May 8th is the feast of St Arsenios the Great
Glorious Arsenius, whom the world glorified,
Fleeing from glory, to himself he said:
“To men and to the world, consider yourself dead.
Neither wise nor foolish words, do not speak.
For a word, at times, I have repented;
For silence I have never repented.
If my heart, to God I do not bind,
To shake off the passionate life, I am not able.
If my thoughts glorify God only,
External passions will leave me.
Your time, fill with prayer and labor;
Sleep even less and labor all the more.
Arsenius the sinful, why do you stop?
Why to the wilderness did you come, I ask?
Not for the sake of idleness, but for the salvation of the soul;
Not for the sake of sleep, but for the sake of repentance.
Heal yourself quickly, and enliven the soul:
Lord have mercy! Forgive and have mercy!”
* * * * * * *
A monk complained to St. Arsenius that while reading Holy Scripture he felt neither the power of the words he read nor gentleness in his heart.
To that the great saint replied to him: “My child, just read!
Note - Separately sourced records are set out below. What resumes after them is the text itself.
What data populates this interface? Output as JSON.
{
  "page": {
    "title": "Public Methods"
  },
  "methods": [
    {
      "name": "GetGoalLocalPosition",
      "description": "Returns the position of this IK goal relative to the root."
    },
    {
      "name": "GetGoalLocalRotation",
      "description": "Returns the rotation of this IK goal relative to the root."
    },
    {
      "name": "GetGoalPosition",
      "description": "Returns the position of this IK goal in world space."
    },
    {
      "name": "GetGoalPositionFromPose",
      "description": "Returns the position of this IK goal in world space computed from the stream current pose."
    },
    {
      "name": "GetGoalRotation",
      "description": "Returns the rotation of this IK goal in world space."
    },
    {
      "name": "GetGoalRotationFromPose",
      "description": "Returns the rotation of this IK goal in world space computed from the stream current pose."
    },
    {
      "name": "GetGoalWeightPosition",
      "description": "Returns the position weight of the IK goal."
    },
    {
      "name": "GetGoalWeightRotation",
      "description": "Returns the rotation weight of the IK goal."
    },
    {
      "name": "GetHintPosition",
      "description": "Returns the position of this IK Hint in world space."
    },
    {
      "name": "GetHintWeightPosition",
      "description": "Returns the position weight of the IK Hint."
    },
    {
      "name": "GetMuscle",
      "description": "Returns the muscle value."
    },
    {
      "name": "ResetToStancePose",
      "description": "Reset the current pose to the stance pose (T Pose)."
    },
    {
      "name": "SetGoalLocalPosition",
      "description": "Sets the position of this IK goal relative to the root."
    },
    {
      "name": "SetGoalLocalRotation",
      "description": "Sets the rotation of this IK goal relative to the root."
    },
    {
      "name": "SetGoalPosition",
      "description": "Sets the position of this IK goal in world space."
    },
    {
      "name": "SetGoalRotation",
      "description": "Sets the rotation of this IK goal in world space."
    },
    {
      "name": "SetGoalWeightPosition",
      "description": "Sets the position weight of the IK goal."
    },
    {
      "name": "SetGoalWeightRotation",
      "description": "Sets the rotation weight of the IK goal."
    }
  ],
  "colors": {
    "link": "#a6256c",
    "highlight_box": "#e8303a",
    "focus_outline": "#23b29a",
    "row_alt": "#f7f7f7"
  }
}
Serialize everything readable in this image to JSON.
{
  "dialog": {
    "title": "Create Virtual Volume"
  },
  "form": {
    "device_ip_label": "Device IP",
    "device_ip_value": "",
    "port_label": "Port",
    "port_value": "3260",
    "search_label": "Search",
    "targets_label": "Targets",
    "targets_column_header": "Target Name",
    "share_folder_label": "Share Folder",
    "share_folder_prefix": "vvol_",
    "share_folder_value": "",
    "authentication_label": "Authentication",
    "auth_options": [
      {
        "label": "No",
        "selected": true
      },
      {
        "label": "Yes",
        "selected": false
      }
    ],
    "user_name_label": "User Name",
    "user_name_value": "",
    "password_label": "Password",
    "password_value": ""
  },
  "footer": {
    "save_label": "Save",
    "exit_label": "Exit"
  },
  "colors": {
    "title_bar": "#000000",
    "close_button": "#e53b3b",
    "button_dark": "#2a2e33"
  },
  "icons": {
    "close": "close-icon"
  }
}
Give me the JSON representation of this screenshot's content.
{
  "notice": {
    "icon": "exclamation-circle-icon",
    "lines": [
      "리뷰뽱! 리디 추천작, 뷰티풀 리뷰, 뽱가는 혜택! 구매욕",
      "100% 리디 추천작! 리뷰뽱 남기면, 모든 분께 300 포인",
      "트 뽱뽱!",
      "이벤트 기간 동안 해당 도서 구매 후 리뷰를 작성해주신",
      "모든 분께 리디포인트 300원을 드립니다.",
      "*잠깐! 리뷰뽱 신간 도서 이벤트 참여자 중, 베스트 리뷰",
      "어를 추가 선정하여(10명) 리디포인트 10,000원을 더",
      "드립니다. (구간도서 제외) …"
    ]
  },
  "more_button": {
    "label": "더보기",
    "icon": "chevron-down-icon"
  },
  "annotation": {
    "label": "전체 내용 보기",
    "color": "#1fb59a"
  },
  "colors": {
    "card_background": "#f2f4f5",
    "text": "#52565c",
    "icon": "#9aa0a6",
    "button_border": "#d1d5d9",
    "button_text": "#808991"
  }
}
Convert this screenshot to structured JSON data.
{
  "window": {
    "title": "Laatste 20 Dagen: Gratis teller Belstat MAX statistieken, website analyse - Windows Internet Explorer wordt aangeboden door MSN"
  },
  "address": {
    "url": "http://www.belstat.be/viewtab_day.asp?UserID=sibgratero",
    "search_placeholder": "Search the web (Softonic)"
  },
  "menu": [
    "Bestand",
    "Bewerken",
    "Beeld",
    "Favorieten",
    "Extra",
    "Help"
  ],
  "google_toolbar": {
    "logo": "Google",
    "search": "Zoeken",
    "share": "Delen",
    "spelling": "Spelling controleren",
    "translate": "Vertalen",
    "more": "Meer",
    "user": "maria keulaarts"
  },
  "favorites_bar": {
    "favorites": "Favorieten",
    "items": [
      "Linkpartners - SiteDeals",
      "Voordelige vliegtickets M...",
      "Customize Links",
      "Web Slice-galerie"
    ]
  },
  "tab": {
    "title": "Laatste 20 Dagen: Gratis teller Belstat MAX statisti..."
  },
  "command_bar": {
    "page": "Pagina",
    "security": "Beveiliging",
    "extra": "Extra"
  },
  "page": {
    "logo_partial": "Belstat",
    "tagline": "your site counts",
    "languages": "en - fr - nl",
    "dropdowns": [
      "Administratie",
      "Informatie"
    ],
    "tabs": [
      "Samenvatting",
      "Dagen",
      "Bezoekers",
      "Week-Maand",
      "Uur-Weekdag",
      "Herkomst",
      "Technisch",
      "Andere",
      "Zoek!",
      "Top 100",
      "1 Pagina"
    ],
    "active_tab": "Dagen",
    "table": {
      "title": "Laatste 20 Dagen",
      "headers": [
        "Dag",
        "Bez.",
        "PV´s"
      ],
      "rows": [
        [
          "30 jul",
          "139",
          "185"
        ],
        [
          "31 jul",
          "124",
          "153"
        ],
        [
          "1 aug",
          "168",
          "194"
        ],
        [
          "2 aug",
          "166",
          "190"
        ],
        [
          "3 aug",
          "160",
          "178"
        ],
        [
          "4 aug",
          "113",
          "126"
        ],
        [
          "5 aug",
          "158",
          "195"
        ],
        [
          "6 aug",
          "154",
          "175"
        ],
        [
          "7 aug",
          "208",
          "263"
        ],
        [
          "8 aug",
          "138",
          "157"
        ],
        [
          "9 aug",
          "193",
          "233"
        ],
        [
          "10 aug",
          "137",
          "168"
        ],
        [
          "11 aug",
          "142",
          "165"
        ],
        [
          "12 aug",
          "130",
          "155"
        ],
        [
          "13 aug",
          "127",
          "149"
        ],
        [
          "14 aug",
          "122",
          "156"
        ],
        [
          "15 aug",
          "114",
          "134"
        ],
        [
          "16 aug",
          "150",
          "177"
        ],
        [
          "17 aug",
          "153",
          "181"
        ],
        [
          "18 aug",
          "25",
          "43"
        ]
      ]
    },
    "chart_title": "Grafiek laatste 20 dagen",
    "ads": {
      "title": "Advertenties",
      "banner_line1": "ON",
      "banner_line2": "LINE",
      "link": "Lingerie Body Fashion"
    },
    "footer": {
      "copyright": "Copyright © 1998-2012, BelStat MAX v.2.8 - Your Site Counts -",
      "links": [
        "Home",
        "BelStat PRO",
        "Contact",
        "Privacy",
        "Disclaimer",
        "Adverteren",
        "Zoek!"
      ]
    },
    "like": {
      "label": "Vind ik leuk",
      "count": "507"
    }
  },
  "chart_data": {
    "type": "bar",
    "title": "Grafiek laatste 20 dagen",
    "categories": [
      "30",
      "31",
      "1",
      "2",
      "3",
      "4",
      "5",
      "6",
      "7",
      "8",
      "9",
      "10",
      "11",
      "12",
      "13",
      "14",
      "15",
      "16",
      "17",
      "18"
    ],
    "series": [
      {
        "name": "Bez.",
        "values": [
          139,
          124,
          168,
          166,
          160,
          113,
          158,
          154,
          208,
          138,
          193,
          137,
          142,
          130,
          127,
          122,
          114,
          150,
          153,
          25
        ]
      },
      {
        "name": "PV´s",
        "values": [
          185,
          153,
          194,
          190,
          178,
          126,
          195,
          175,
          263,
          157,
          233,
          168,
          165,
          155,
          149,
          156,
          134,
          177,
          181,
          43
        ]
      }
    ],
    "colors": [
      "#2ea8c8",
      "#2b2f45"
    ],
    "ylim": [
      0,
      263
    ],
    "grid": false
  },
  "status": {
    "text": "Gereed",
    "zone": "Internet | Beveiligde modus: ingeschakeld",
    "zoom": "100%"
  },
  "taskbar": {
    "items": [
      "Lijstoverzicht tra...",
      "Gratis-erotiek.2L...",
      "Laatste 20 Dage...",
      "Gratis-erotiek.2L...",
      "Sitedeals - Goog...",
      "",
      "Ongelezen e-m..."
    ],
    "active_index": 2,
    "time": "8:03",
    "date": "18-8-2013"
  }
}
I heard that when snake-charmers cast a spell upon the serpents, these sorcerers utter words which they themselves do not understand, but the serpents, hearing the words spoken, sense their power and become tamed.
An so it is with us, when the words of Holy Scripture are continually on our lips, although we do not feel the power of the words, evil spirits tremble and flee for they are unable to endure the words of the Holy Spirit.”
My child, just read! The Holy Spirit, Who, through inspired men, wrote these divine words, will hear, will understand and will hasten to your assistance.
Likewise, the demons will hear and understand, and will flee from you.
That is: He to Whom you are calling for help will understand, and those whom you wish to drive away from yourself will understand. And both goals will be achieved.
Nikolai Velimirovich (1880-1956; Orthodox Church): Prologue from Ohrid, May 8th.